__REQUIREMENT__. Print the data exactly as it is given, please.

__INPUT__.
__________
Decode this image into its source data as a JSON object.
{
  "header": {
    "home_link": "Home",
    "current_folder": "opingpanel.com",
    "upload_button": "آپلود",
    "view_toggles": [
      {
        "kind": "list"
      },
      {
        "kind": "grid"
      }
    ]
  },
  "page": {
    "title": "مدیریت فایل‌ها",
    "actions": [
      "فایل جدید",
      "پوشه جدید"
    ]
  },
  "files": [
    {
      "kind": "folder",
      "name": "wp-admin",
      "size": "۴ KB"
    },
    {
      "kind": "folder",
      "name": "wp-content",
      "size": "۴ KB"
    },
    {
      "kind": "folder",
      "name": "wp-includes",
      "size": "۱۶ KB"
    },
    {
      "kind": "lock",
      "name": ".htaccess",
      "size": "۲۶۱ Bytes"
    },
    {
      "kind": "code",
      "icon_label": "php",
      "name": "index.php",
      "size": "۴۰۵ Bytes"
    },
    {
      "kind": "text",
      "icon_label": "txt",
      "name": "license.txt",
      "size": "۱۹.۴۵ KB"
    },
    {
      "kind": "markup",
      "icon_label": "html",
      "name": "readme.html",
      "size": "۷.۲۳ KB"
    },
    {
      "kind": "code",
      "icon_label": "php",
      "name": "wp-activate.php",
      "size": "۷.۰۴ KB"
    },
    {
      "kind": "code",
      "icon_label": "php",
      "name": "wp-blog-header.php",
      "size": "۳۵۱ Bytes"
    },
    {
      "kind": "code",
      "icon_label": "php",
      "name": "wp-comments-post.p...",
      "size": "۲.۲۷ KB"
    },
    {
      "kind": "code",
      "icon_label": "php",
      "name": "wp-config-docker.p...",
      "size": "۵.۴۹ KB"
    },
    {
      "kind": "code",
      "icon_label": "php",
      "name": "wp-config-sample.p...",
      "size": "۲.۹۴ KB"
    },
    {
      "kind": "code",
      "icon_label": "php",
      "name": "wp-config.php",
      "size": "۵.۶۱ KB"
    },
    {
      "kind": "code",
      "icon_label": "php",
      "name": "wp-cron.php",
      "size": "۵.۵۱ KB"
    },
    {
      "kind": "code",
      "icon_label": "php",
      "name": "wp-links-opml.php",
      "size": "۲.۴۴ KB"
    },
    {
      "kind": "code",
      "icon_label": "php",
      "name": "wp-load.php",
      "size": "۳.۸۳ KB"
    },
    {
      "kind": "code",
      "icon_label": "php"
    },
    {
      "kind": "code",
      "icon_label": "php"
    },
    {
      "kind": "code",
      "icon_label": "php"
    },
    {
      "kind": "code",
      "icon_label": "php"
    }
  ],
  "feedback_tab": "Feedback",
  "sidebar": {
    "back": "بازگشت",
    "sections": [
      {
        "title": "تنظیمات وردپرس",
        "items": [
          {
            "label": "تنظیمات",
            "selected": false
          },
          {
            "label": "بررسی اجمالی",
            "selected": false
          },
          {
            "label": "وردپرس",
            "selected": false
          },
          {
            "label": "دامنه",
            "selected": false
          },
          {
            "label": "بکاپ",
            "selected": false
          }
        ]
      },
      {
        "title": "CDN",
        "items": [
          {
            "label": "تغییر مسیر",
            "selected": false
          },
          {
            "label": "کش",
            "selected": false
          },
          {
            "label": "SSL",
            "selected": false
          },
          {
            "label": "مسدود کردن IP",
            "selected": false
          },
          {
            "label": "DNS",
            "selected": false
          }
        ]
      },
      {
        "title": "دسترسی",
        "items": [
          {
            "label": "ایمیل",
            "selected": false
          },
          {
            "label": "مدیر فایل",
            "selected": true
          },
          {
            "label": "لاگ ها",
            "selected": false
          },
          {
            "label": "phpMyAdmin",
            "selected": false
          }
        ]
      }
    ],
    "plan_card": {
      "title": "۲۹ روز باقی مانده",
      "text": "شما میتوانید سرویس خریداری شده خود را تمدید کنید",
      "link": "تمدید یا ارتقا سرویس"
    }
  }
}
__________
__EXERCISE ANSWER__.
Decode this image into its source data as a JSON object.
{
  "header": {
    "home_link": "Home",
    "current_folder": "opingpanel.com",
    "upload_button": "آپلود",
    "view_toggles": [
      {
        "kind": "list"
      },
      {
        "kind": "grid"
      }
    ]
  },
  "page": {
    "title": "مدیریت فایل‌ها",
    "actions": [
      "فایل جدید",
      "پوشه جدید"
    ]
  },
  "files": [
    {
      "kind": "folder",
      "name": "wp-admin",
      "size": "۴ KB"
    },
    {
      "kind": "folder",
      "name": "wp-content",
      "size": "۴ KB"
    },
    {
      "kind": "folder",
      "name": "wp-includes",
      "size": "۱۶ KB"
    },
    {
      "kind": "lock",
      "name": ".htaccess",
      "size": "۲۶۱ Bytes"
    },
    {
      "kind": "code",
      "icon_label": "php",
      "name": "index.php",
      "size": "۴۰۵ Bytes"
    },
    {
      "kind": "text",
      "icon_label": "txt",
      "name": "license.txt",
      "size": "۱۹.۴۵ KB"
    },
    {
      "kind": "markup",
      "icon_label": "html",
      "name": "readme.html",
      "size": "۷.۲۳ KB"
    },
    {
      "kind": "code",
      "icon_label": "php",
      "name": "wp-activate.php",
      "size": "۷.۰۴ KB"
    },
    {
      "kind": "code",
      "icon_label": "php",
      "name": "wp-blog-header.php",
      "size": "۳۵۱ Bytes"
    },
    {
      "kind": "code",
      "icon_label": "php",
      "name": "wp-comments-post.p...",
      "size": "۲.۲۷ KB"
    },
    {
      "kind": "code",
      "icon_label": "php",
      "name": "wp-config-docker.p...",
      "size": "۵.۴۹ KB"
    },
    {
      "kind": "code",
      "icon_label": "php",
      "name": "wp-config-sample.p...",
      "size": "۲.۹۴ KB"
    },
    {
      "kind": "code",
      "icon_label": "php",
      "name": "wp-config.php",
      "size": "۵.۶۱ KB"
    },
    {
      "kind": "code",
      "icon_label": "php",
      "name": "wp-cron.php",
      "size": "۵.۵۱ KB"
    },
    {
      "kind": "code",
      "icon_label": "php",
      "name": "wp-links-opml.php",
      "size": "۲.۴۴ KB"
    },
    {
      "kind": "code",
      "icon_label": "php",
      "name": "wp-load.php",
      "size": "۳.۸۳ KB"
    },
    {
      "kind": "code",
      "icon_label": "php"
    },
    {
      "kind": "code",
      "icon_label": "php"
    },
    {
      "kind": "code",
      "icon_label": "php"
    },
    {
      "kind": "code",
      "icon_label": "php"
    }
  ],
  "feedback_tab": "Feedback",
  "sidebar": {
    "back": "بازگشت",
    "sections": [
      {
        "title": "تنظیمات وردپرس",
        "items": [
          {
            "label": "تنظیمات",
            "selected": false
          },
          {
            "label": "بررسی اجمالی",
            "selected": false
          },
          {
            "label": "وردپرس",
            "selected": false
          },
          {
            "label": "دامنه",
            "selected": false
          },
          {
            "label": "بکاپ",
            "selected": false
          }
        ]
      },
      {
        "title": "CDN",
        "items": [
          {
            "label": "تغییر مسیر",
            "selected": false
          },
          {
            "label": "کش",
            "selected": false
          },
          {
            "label": "SSL",
            "selected": false
          },
          {
            "label": "مسدود کردن IP",
            "selected": false
          },
          {
            "label": "DNS",
            "selected": false
          }
        ]
      },
      {
        "title": "دسترسی",
        "items": [
          {
            "label": "ایمیل",
            "selected": false
          },
          {
            "label": "مدیر فایل",
            "selected": true
          },
          {
            "label": "لاگ ها",
            "selected": false
          },
          {
            "label": "phpMyAdmin",
            "selected": false
          }
        ]
      }
    ],
    "plan_card": {
      "title": "۲۹ روز باقی مانده",
      "text": "شما میتوانید سرویس خریداری شده خود را تمدید کنید",
      "link": "تمدید یا ارتقا سرویس"
    }
  }
}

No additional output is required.